Scottish referendum: Musings of a reluctant nationalist

The electorate has already sent a message: the current political settlement of strong oligarchies and weak democracies cannot stand

I never thought I'd find myself defending nationalism. As a political ideology, the proposition that an Irish crook should be closer to me than an English saint holds little attraction. But if I had to choose between the civil and civic movement for independence in Scotland and the British and international elites who sneer at it as mere atavism, I know which side I prefer. There's a very good case to be made against nationalism, but the technocratic elite dominating Europe is in no position to make it.

What’s the most extreme version of nationalism we’ve seen in the European Union in the last six years? It is the version promulgated by the European Central Bank. Faced with a Europe-wide banking crisis, at least partly created by EU policies (the poorly designed euro; the free movement of capital), European elites were quick to rediscover the centrality of the nationalism they had long derided.

Suddenly, the consequences of European policies were the responsibilities of nation states and their citizens. Anglo Irish Bank or Allied Irish Bank were no longer, as they had effectively become, European banks – they were 100 per guaranteed Irish. If – and this really happened – a British property company went bust having borrowed money from Anglo Irish, which in turn borrowed it from a Germany landesbank, who had to pay? Irish citizens who had no role in the transaction whatsoever. Why? Because Anglo was an Irish bank and Irishness was the central principle that trumped all others.

This has been the experience of a lot of European citizens in the last six years. We discovered in the most painful way that we were accountable for institutions that were not in any way accountable to us. We were found guilty on the basis of our nationality and punished accordingly. The hypocrisy is gross: nationalism is a silly and irrational anachronism except when it suits the elites for nationalism to be a fundamental and unalterable principle.


If those elites wanted to establish a powerful supra- national European identity they had a great opportunity to do so by making the banking crisis a shared European responsibility. Instead they were utterly determined to define it as a series of strictly national disasters, created – it was implied – by weaknesses in the national characters of the Greeks, the Irish, the Portuguese and the Spanish.

But surely nationalism is irrational? Indeed it is – and the current orthodox ideology is what? A paragon of evidence-based rationality? Or a brainless zombie politics that keeps going long after it has died? Neo-liberalism and its cult of free-flowing capital revealed its nakedness in the banking crash, but it lives on.

Failed austerity continues

The outsized, overweening global finance industry is back in business. Europe-wide austerity has failed spectacularly – but it continues. Evidence is irrelevant – these beliefs are sacred scripture.

There’s another layer of hypocrisy in this. So-called ordinary people are told they have disgraced themselves when they don’t vote. They’re called apathetic.
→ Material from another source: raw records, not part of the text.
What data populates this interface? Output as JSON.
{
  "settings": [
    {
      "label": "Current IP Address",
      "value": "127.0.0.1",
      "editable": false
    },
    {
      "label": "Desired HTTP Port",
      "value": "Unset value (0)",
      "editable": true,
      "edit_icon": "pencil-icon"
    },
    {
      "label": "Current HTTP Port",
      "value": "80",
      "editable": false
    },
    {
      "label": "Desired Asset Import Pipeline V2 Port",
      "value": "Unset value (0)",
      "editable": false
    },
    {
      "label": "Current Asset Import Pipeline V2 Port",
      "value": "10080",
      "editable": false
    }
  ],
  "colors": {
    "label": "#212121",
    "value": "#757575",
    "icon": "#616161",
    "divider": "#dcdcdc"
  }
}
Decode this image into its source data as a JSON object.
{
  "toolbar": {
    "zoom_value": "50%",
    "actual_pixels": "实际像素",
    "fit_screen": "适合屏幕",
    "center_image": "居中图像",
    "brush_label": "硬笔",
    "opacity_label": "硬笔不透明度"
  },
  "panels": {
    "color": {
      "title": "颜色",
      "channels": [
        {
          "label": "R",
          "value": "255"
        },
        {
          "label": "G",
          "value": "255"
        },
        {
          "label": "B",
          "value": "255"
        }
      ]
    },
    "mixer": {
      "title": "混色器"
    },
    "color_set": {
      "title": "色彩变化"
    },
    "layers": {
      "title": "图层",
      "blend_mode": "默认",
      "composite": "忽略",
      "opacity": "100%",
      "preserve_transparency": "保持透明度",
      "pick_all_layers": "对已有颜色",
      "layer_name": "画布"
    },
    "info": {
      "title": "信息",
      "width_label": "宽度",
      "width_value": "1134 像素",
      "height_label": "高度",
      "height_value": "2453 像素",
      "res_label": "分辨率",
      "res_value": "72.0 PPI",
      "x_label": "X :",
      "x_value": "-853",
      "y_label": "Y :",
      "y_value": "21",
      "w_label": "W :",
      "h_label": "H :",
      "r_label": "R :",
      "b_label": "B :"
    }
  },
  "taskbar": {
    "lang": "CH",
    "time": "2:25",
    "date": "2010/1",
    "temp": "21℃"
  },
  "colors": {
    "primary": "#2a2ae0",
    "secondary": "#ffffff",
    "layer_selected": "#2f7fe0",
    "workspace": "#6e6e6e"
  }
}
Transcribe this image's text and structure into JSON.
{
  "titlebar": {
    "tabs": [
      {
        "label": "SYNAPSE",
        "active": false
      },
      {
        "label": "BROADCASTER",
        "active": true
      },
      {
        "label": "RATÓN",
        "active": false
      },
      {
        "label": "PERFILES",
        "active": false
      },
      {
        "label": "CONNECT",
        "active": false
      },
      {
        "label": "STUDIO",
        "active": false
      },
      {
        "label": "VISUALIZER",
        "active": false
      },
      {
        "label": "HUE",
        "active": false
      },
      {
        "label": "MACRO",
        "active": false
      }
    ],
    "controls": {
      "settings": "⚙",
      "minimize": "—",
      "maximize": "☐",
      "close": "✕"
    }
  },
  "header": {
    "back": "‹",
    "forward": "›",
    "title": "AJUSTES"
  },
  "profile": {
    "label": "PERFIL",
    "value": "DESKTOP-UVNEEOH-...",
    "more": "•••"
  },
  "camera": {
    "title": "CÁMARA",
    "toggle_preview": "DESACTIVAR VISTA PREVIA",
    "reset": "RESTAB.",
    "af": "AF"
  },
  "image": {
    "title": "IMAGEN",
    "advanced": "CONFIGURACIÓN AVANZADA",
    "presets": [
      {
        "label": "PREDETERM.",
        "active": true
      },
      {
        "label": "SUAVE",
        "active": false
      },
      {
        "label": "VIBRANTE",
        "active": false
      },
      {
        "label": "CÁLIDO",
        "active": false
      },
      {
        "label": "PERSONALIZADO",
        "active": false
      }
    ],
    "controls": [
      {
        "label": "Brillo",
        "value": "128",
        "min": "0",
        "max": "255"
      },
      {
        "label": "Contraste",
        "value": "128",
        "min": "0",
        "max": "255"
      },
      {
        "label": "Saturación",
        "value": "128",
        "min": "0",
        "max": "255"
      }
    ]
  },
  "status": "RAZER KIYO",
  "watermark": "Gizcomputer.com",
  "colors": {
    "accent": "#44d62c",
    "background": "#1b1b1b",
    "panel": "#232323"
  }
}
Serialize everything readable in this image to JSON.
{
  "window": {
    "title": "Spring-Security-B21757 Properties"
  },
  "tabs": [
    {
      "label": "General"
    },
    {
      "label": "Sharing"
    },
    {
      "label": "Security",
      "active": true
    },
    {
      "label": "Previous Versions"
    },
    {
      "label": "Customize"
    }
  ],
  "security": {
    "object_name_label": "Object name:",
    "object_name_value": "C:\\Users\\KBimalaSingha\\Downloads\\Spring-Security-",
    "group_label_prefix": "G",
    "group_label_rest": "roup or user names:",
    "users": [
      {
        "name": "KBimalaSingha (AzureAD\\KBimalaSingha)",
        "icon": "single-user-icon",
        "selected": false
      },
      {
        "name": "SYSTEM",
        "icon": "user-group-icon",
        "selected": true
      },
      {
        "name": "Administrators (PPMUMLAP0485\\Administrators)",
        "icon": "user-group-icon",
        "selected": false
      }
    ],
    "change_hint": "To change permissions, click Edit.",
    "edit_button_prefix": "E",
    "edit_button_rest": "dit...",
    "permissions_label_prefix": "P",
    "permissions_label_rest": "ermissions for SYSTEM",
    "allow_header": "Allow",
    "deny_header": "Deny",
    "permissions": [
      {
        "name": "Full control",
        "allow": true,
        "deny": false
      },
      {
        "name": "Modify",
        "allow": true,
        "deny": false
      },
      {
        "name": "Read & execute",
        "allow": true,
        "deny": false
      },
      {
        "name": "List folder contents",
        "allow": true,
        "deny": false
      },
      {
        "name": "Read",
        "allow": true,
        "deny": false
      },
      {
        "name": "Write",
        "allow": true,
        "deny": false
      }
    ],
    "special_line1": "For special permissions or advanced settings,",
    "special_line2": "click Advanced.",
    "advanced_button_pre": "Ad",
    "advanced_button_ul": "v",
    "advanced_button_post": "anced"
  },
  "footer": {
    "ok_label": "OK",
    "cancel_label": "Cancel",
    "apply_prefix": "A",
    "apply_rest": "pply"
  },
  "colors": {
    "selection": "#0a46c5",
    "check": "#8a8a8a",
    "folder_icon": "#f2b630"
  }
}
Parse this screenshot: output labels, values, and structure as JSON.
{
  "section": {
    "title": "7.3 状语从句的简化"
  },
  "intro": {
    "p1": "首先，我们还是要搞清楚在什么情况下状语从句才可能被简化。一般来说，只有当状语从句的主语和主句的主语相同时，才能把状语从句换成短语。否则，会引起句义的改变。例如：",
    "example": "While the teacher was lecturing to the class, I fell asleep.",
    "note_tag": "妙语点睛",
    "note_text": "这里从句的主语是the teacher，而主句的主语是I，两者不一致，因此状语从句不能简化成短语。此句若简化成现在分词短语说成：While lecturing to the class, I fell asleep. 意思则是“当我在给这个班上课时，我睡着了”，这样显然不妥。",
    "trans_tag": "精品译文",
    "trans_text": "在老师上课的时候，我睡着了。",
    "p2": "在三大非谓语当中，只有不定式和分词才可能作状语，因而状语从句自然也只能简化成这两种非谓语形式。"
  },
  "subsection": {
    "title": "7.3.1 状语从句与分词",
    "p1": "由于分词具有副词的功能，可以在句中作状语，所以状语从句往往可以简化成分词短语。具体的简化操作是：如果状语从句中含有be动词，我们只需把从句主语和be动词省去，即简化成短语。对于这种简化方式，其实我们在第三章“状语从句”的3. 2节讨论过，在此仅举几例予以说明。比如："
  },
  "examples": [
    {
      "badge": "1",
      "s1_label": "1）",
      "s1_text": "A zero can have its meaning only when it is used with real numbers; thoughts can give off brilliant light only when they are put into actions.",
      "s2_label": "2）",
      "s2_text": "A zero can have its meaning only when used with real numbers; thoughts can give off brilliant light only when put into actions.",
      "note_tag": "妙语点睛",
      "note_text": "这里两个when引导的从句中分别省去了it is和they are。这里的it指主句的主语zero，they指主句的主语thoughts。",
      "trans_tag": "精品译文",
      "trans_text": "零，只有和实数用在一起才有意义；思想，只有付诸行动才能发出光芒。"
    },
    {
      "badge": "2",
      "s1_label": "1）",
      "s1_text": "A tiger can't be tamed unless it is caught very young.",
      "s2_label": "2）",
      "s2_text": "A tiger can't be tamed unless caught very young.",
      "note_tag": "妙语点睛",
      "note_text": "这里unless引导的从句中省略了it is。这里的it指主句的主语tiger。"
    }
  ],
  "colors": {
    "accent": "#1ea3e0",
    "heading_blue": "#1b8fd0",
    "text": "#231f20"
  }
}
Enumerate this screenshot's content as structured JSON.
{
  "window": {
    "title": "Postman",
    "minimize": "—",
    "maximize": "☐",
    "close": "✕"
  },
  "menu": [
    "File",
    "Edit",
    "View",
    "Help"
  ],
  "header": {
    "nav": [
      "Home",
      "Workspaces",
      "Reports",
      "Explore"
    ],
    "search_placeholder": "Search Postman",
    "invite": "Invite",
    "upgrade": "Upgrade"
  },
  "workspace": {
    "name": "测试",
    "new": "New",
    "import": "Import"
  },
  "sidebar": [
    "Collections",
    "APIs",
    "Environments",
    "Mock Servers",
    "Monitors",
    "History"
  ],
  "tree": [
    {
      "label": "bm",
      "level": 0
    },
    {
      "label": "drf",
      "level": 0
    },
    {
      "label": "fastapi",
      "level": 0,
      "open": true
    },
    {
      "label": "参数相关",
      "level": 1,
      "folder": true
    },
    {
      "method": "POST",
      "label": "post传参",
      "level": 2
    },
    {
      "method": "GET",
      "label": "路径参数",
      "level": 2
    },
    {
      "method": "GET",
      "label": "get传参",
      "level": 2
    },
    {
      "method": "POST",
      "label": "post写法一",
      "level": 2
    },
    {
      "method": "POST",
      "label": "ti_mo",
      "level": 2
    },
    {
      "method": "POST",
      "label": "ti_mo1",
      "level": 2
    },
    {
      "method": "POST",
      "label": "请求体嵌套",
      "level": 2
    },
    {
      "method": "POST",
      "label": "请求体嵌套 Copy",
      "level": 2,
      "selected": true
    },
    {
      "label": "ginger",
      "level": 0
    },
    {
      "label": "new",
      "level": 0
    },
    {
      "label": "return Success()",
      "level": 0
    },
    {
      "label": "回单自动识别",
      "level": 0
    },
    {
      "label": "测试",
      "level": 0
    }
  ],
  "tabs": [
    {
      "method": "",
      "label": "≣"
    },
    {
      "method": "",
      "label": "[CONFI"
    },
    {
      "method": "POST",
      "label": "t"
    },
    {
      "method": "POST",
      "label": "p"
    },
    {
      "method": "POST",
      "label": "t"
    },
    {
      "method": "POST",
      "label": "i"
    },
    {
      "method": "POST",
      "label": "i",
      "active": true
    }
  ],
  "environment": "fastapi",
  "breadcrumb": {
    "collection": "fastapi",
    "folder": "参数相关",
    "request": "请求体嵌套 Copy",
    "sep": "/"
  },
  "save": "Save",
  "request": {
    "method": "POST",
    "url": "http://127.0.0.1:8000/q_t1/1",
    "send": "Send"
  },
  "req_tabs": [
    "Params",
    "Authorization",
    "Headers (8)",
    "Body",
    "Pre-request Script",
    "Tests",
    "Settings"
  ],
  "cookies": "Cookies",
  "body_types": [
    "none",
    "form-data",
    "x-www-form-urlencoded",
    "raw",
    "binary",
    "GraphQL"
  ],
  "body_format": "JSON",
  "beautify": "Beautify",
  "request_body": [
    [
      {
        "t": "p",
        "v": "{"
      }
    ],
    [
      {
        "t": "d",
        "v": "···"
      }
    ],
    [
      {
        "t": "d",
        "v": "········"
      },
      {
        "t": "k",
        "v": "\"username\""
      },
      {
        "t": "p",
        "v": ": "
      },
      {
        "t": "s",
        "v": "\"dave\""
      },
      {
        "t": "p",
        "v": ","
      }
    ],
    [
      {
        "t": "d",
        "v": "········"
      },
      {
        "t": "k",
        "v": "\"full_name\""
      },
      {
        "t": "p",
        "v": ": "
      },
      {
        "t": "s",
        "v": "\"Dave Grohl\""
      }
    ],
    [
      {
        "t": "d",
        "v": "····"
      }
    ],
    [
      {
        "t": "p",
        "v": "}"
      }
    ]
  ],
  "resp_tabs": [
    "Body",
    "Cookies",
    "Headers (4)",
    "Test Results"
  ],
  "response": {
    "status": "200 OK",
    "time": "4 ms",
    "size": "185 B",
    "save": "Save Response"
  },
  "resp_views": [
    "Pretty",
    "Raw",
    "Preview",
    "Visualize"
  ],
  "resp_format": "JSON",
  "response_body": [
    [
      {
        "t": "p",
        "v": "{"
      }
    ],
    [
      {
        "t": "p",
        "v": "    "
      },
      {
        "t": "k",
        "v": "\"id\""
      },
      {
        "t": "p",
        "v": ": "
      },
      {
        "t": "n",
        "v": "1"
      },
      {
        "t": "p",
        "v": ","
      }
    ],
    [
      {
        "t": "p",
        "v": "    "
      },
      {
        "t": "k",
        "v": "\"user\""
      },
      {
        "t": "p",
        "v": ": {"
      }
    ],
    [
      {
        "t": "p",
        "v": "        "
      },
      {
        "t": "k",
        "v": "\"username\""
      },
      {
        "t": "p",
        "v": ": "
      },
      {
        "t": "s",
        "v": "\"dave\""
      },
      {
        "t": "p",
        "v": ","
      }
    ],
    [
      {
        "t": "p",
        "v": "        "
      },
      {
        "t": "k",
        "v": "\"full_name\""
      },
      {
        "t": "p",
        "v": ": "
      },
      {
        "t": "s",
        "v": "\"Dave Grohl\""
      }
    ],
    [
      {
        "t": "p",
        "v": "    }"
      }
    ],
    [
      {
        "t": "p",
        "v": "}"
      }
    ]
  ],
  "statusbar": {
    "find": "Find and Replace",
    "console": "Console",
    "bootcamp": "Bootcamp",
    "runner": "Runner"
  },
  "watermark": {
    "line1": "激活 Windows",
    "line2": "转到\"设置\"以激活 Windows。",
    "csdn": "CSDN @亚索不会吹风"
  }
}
But one of the interesting things about the Scottish referendum campaign is that apathy has been a big loser. The level of engagement has shown that people are not apathetic – they’re just sick of their votes making no difference to their lives.

Give them a chance to make a decision that just might make their future choices more meaningful and they grasp it. There are worse things than apathy – hateful and dangerous passions. But there are also better things than apathy and one of them may be people getting involved in peaceful and constructive arguments about who they are to call “we”, about what form of polity might give them the best chance of being able to affect the decisions that affect them.

That debate has already achieved something startling: it has killed the United Kingdom as we know it. If the Scots vote Yes on Thursday, the death will be sudden and shocking. But even if they vote No, it will be on the basis of the promise of greatly enhanced powers for a Scottish parliament – in effect the beginning of a radically altered federalised UK. A federal state will force huge changes in Britain – a written constitution, for example, and a federal second chamber at Westminster to replace the House of Lords. The political architecture of "these islands" is about to change radically and it will be Scots, by their engagement in the debate, who will have set that change in motion.

The Scots have already sent a message: the current political settlement of strong oligarchies and weak democracies cannot stand. People all over Europe will have to involve themselves in big fights – about equality, about accountability, about how to balance public needs and private demands. Nationalism may be one of the languages they speak but what matters is what they are using it to say.